▸ Your assignment:
Within the records that follow, count the lines containing the string "replies". Reply only with the count.

▸ Given records:
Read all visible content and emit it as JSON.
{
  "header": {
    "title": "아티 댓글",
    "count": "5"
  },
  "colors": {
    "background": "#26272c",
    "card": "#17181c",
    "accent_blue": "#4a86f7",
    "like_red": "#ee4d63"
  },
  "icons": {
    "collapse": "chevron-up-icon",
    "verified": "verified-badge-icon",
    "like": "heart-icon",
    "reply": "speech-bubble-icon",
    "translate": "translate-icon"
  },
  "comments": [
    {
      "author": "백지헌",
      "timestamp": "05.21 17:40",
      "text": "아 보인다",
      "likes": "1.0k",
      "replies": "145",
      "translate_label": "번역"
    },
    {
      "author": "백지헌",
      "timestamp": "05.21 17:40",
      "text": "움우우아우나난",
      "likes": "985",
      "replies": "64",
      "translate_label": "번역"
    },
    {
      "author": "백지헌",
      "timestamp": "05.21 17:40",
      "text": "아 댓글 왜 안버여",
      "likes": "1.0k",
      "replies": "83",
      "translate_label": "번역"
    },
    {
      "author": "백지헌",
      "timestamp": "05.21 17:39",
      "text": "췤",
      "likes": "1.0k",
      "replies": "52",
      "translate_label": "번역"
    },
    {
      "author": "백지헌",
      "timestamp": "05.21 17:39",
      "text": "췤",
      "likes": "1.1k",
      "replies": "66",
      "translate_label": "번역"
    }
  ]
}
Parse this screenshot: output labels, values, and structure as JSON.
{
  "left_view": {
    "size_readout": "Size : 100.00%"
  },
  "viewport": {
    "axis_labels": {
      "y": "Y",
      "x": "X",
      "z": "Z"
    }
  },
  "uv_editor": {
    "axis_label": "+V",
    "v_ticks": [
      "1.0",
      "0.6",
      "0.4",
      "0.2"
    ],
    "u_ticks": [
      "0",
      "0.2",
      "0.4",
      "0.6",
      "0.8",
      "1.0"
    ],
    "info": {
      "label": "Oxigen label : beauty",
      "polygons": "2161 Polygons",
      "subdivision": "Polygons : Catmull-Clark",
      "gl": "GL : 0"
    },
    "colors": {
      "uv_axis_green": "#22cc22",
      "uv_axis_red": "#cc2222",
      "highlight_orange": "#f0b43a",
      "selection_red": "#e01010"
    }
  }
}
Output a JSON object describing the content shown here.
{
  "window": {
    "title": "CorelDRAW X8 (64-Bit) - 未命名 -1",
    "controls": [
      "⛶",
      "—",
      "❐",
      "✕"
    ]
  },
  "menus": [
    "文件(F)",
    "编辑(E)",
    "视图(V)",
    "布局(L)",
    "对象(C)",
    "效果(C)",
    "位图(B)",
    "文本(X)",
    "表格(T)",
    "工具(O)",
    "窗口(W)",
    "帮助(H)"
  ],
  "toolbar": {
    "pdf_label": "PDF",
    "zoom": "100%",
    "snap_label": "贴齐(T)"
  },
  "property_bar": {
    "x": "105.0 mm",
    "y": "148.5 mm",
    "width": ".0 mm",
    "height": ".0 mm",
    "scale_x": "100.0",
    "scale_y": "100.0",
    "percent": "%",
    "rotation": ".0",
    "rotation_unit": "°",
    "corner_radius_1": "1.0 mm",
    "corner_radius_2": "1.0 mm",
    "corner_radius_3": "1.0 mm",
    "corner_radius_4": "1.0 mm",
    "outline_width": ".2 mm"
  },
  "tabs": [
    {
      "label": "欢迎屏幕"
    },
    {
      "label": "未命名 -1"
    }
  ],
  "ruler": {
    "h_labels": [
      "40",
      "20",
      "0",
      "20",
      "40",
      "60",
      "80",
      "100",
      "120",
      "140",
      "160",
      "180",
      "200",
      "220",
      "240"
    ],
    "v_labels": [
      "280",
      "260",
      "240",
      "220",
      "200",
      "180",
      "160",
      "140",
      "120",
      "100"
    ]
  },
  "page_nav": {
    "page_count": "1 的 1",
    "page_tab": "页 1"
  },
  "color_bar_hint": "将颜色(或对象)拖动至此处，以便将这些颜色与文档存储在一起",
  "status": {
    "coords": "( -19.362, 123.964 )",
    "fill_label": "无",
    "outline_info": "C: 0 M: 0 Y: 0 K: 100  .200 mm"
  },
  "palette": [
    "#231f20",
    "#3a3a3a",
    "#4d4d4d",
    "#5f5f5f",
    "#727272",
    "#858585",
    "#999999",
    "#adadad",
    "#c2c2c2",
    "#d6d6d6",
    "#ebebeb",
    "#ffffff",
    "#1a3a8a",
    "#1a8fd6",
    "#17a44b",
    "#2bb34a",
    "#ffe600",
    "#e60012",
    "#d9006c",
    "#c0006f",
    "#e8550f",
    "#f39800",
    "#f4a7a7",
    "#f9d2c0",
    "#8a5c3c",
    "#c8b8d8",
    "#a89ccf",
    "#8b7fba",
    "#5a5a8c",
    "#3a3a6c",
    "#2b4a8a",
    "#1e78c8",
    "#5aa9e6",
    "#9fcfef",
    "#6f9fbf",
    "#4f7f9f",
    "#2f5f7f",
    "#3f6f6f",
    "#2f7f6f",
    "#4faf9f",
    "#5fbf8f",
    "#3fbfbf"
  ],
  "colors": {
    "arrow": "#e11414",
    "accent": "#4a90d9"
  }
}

▸ Solution to this problem:
5